Among points which have traditionally not been attempted in the modern pronunciation of ancient Greek, the most important, for the appreciation of poetic texts, is the pitch accent. Conversely, it may be justifiable to sacrifice aspirates to a spirant pronunciation and to fudge on various vowel sounds, inasmuch as many of one's hearers, long inured to English, cannot readily hear such distinctions.
Pitch accent, though, is readily heard. Moreover, to pronounce just the quantities when reading verse, with some kind of ictus, appropriate to English or German, introduces a serious distortion. The result of such a practice (somewhat imperiously prescribed by Maas [tr. Lloyd-Jones], Greek Metre [1962:55-58]) is that the underlying rhythm overwhelms the word accents. A combination of quantity and pitch sounds much better than quantity alone. It is also pretty directly accessible to any audience with some knowledge of ancient Greek. A reading of Latin with careful attention to quantity and the ordinary prose accent is likewise better than a purely ictus-based reading.

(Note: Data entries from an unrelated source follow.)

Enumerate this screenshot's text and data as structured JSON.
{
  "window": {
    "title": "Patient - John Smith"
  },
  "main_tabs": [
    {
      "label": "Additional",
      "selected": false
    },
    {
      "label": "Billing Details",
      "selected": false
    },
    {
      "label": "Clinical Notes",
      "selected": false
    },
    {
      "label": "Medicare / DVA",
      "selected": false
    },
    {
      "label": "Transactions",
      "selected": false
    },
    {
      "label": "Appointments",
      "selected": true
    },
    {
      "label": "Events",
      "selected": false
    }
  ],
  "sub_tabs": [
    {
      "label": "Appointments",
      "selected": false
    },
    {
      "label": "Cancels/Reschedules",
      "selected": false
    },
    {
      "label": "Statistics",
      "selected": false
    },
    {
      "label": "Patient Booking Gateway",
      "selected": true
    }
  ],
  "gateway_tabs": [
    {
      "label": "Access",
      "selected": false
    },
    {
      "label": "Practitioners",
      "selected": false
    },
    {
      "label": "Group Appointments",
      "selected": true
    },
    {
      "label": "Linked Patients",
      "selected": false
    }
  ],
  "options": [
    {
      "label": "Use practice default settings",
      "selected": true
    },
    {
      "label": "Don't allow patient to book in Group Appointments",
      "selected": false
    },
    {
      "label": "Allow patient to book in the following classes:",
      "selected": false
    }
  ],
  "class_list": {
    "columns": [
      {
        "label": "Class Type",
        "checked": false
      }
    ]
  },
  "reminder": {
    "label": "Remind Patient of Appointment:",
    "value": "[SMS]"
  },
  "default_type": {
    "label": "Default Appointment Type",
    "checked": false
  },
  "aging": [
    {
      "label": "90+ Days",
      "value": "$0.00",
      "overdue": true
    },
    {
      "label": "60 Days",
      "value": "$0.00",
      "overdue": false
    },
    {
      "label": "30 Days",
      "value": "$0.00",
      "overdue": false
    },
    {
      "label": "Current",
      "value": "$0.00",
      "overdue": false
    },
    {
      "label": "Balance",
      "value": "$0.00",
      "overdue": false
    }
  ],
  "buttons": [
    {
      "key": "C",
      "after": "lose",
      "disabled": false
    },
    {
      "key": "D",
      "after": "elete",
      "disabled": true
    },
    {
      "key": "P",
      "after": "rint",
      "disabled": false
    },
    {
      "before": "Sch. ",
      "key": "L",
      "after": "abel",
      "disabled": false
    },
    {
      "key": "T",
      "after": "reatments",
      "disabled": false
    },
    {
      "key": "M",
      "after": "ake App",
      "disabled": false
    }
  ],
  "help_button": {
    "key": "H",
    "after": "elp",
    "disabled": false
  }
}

Besides sounding better, there are also instances in which the original accentual pattern is crucial. An obvious example is Odyssey 9.366. Here, we need to hear Oûtis - let us translate it, with Fitzgerald, as "Nohbdy" - as different from oútis "nobody". If instead Odysseus does not properly pronounce the circumflex, even the dense Polyphemos might suspect some trick - and we need to remember that in an oral presentation he would not hear the capital letter of Lattimore's or Fagles' "Nobody".
Another, more specifically "poetic" example is the opening word of the poem. This is ándrá (not ándra) inasmuch as a resonant consonant (m, n, r, l) functions in Homer like the second element of a diphthong (i or u) to give a trochaic word an extra accent before an enclitic; see West, Theogony (1966: 438-442) for discussion. Unfortunately, most modern texts of the Odyssey (both Allen and van Thiel, for example) ignore the rule. Ludwich 1889 (online version available through TITUS), though, observes it.
Heard as ándrá, the opening word of the Odyssey is correspondingly marked. To be sure, the Greek acute accent was not a matter of absolutely higher pitch, but instead relative to surrounding syllables. Nevertheless, the presence of an extra acute accent suggests a female voice and so combines male and female resonances - the word means "man", but it is spoken with a higher pitch. As the Odyssey unfolds, the point thus adumbrated will be developed in various ways. For example, at the beginning of Odyssey 1.11, as the Muse's voice is ostensibly first heard, we again have two higher-pitched syllables, énth' álloi. In this instance there is nothing specifically Homeric about the accentual pattern; nevertheless, a suggestion that the Muse somehow takes over at this precise point is confirmed by the fact that in the Iliad too the first words following the proem show exactly the same accentual pattern in tís t' ár (Iliad 1.8).
The pattern is also picked up (with appropriate modification for Latin) by Vergil, with the second accent on ándrá being alluded to in his own word virúmque at Aeneid 1.1. Also, tantaéne in the middle of Aeneid 1.11 arguably comes at the precise point that the Muse responds to an introductory request - but responds with a question, somehow "correcting" the preceding proem, just as Iliad 1.8 introduces a question to which Apollo is the answer, rather than Zeus, to whom Homer had referred at 1.5.